─── Records for processing ───

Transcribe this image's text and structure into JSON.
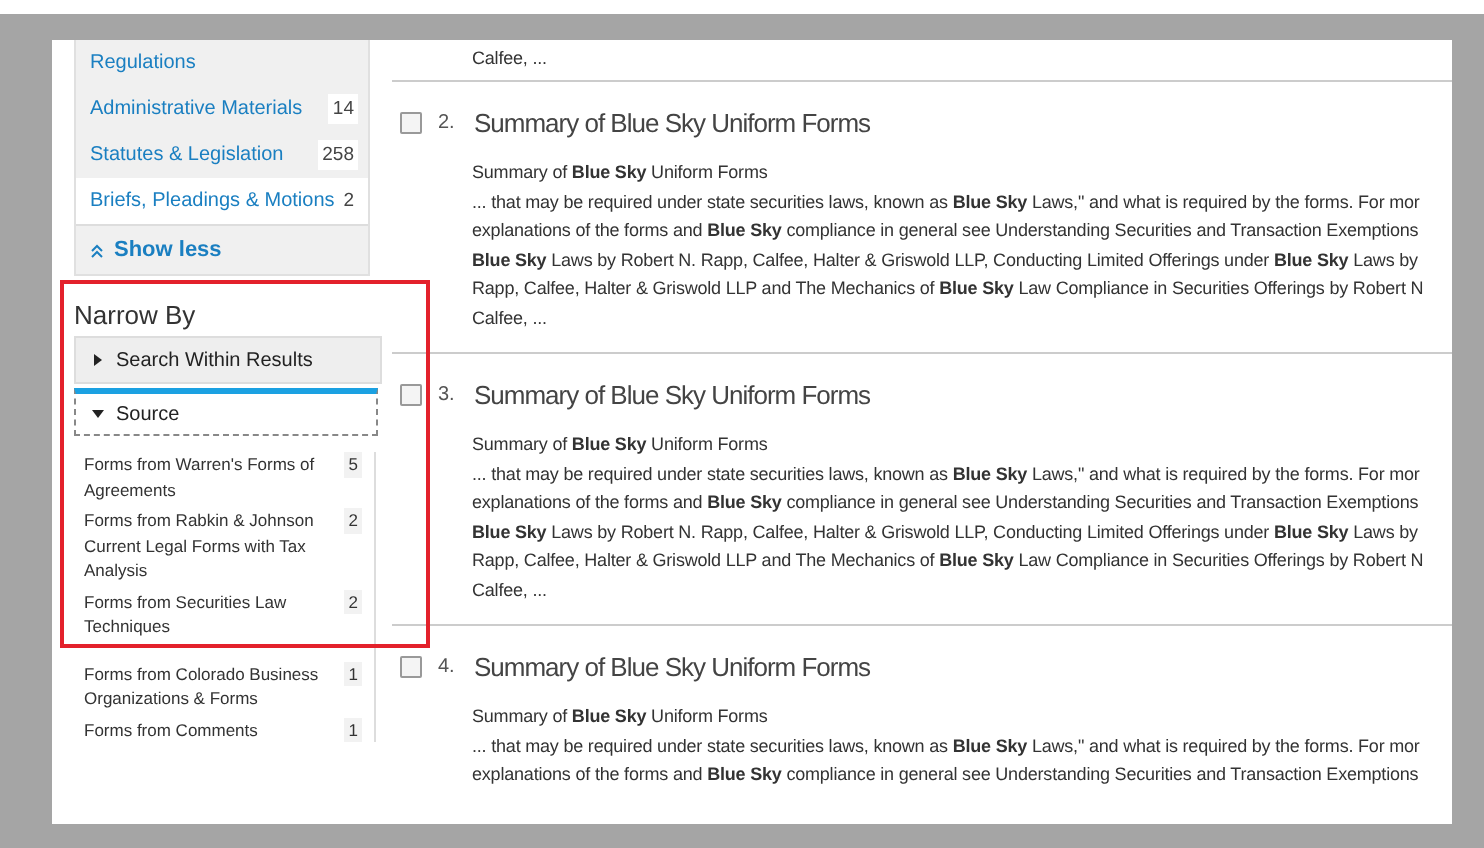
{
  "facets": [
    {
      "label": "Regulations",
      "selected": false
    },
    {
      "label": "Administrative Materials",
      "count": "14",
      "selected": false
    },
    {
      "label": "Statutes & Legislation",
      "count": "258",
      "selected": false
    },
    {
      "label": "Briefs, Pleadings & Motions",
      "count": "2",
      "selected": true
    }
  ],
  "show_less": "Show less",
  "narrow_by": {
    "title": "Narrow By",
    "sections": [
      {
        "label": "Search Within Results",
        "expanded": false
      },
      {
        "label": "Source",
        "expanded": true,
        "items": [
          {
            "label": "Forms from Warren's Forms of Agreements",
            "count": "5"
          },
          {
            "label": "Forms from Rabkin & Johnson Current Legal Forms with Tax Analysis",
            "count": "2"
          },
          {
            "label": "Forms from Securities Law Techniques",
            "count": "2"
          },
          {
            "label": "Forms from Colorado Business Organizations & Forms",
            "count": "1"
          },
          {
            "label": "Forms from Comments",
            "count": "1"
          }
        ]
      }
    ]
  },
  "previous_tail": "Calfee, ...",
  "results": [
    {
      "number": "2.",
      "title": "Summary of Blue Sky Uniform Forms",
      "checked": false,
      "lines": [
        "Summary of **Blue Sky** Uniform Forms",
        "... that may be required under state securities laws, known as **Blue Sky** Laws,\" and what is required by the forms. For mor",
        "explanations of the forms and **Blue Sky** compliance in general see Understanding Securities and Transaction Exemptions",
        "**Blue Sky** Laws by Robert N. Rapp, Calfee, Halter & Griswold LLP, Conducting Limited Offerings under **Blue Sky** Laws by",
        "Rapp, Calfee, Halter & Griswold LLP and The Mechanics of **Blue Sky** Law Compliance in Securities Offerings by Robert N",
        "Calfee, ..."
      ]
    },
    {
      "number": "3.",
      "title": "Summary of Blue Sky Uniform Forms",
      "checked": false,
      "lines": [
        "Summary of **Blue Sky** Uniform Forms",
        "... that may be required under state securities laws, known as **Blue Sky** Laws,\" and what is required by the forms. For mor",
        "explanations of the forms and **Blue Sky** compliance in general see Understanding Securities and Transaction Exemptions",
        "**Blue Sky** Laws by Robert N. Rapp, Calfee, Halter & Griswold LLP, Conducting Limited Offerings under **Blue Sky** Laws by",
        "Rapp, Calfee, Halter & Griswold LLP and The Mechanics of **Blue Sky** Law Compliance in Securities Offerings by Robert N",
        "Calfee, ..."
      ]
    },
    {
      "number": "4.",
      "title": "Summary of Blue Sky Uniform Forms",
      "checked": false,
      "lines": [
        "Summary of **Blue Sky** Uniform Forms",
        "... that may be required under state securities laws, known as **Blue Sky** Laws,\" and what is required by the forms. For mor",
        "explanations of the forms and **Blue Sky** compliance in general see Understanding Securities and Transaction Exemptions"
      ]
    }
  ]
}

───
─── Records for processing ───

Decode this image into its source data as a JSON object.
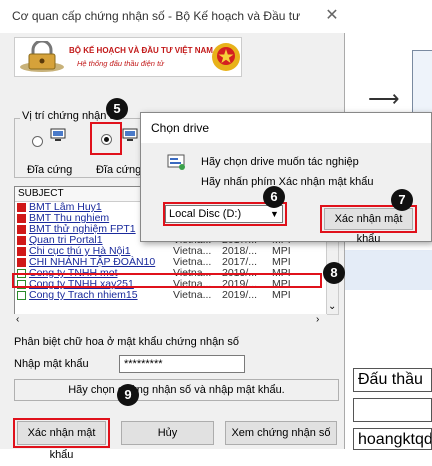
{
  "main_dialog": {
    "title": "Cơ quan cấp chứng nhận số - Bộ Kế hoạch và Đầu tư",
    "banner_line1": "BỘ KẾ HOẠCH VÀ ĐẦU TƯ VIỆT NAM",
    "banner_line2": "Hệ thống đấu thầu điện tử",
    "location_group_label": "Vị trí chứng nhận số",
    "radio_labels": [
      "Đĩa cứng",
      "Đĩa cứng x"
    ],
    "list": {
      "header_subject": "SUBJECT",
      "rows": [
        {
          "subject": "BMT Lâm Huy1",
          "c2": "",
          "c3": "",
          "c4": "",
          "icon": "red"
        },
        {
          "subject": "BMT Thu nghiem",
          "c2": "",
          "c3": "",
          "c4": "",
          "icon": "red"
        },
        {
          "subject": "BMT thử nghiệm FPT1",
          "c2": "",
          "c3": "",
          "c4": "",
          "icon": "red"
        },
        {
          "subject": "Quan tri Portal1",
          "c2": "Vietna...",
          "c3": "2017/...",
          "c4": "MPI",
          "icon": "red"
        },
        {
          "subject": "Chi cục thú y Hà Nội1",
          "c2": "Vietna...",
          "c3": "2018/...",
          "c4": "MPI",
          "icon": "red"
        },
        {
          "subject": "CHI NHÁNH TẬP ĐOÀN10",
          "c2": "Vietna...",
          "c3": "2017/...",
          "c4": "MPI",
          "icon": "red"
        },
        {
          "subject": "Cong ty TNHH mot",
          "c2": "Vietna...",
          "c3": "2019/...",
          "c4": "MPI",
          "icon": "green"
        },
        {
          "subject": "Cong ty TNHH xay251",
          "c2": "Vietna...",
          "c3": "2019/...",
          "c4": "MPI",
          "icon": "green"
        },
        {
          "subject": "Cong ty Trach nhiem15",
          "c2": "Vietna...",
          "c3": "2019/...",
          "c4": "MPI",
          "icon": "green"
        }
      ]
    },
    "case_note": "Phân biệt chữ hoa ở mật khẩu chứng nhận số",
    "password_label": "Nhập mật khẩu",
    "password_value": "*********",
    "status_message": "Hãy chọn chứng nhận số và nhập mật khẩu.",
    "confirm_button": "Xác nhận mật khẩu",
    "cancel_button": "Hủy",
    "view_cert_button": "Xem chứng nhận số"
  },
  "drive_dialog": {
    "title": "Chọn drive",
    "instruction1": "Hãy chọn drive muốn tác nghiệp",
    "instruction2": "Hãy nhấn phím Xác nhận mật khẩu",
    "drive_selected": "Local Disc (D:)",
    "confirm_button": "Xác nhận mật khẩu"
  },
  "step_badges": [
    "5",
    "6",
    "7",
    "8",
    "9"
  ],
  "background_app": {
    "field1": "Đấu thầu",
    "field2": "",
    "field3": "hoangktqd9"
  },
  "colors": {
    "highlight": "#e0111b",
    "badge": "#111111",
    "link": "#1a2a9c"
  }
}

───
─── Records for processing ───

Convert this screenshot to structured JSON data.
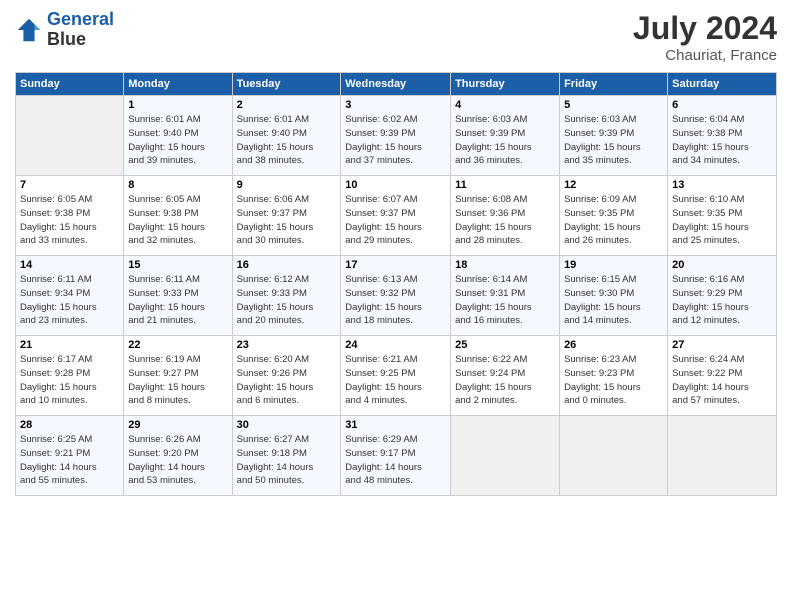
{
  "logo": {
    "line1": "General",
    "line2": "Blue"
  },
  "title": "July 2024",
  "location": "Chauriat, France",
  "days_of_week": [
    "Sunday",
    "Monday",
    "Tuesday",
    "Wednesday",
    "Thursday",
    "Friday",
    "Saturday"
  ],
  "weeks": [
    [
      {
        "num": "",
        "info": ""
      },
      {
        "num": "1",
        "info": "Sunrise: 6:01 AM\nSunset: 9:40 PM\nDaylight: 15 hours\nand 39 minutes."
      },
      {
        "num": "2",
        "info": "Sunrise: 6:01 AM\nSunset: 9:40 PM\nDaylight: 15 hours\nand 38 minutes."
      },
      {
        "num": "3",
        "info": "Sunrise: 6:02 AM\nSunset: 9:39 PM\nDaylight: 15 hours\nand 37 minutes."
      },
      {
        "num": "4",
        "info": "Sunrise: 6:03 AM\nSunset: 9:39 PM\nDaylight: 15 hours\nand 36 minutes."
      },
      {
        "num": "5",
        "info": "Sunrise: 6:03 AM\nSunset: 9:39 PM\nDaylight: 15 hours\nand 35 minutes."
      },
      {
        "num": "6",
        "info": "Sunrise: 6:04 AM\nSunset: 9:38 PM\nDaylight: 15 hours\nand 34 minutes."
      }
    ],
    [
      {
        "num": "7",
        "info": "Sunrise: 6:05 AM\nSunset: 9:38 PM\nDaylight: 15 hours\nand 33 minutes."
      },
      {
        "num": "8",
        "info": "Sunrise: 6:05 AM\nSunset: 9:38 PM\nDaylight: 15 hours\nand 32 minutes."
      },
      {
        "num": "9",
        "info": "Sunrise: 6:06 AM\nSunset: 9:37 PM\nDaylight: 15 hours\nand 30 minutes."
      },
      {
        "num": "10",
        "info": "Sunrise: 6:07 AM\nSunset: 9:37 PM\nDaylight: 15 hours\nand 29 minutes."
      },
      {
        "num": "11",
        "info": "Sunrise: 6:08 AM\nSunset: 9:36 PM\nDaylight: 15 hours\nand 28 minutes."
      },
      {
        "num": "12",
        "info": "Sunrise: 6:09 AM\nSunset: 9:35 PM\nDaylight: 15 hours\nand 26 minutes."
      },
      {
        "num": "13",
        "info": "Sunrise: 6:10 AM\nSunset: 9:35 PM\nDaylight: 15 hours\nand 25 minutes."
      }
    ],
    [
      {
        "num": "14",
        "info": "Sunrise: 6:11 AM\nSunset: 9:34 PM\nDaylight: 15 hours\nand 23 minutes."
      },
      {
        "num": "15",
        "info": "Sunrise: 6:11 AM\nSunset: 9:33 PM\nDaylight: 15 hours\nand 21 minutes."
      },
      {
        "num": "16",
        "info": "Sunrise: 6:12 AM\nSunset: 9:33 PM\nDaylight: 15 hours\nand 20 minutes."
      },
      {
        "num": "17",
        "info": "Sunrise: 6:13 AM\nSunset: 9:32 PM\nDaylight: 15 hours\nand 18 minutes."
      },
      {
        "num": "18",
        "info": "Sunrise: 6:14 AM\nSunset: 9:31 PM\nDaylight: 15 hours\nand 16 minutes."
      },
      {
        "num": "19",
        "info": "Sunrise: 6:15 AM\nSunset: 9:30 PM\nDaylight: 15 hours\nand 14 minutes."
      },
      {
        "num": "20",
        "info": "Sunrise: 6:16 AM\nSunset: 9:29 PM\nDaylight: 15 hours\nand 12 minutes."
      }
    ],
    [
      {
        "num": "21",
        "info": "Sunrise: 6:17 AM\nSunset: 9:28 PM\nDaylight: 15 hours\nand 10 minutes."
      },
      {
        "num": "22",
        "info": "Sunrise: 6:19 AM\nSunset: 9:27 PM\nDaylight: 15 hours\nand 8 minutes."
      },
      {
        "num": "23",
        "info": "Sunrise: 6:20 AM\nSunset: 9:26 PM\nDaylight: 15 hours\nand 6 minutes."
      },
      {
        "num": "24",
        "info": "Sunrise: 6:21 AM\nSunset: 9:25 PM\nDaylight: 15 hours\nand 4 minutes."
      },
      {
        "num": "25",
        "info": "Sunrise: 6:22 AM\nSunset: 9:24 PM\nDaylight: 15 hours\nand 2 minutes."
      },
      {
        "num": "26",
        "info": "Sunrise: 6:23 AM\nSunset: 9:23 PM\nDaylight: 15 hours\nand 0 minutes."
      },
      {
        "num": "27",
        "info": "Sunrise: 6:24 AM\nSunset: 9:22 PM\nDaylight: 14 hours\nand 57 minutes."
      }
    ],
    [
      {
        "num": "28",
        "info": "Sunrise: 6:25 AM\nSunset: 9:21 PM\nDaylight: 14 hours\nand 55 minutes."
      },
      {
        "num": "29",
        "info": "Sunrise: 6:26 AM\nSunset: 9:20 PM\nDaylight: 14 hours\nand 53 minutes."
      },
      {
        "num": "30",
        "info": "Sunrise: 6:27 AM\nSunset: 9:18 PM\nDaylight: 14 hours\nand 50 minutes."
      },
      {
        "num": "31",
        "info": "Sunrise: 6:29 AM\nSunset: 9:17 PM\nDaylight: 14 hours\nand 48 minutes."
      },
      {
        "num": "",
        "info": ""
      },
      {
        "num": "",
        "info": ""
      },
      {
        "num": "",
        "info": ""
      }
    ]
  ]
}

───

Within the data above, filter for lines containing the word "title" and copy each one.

Written answer:
    "title": "Narrow By",
      "title": "Summary of Blue Sky Uniform Forms",
      "title": "Summary of Blue Sky Uniform Forms",
      "title": "Summary of Blue Sky Uniform Forms",
    "title": "Cơ quan cấp chứng nhận số - Bộ Kế hoạch và Đầu tư",
    "title": "Chọn drive",
  "title": "July 2024",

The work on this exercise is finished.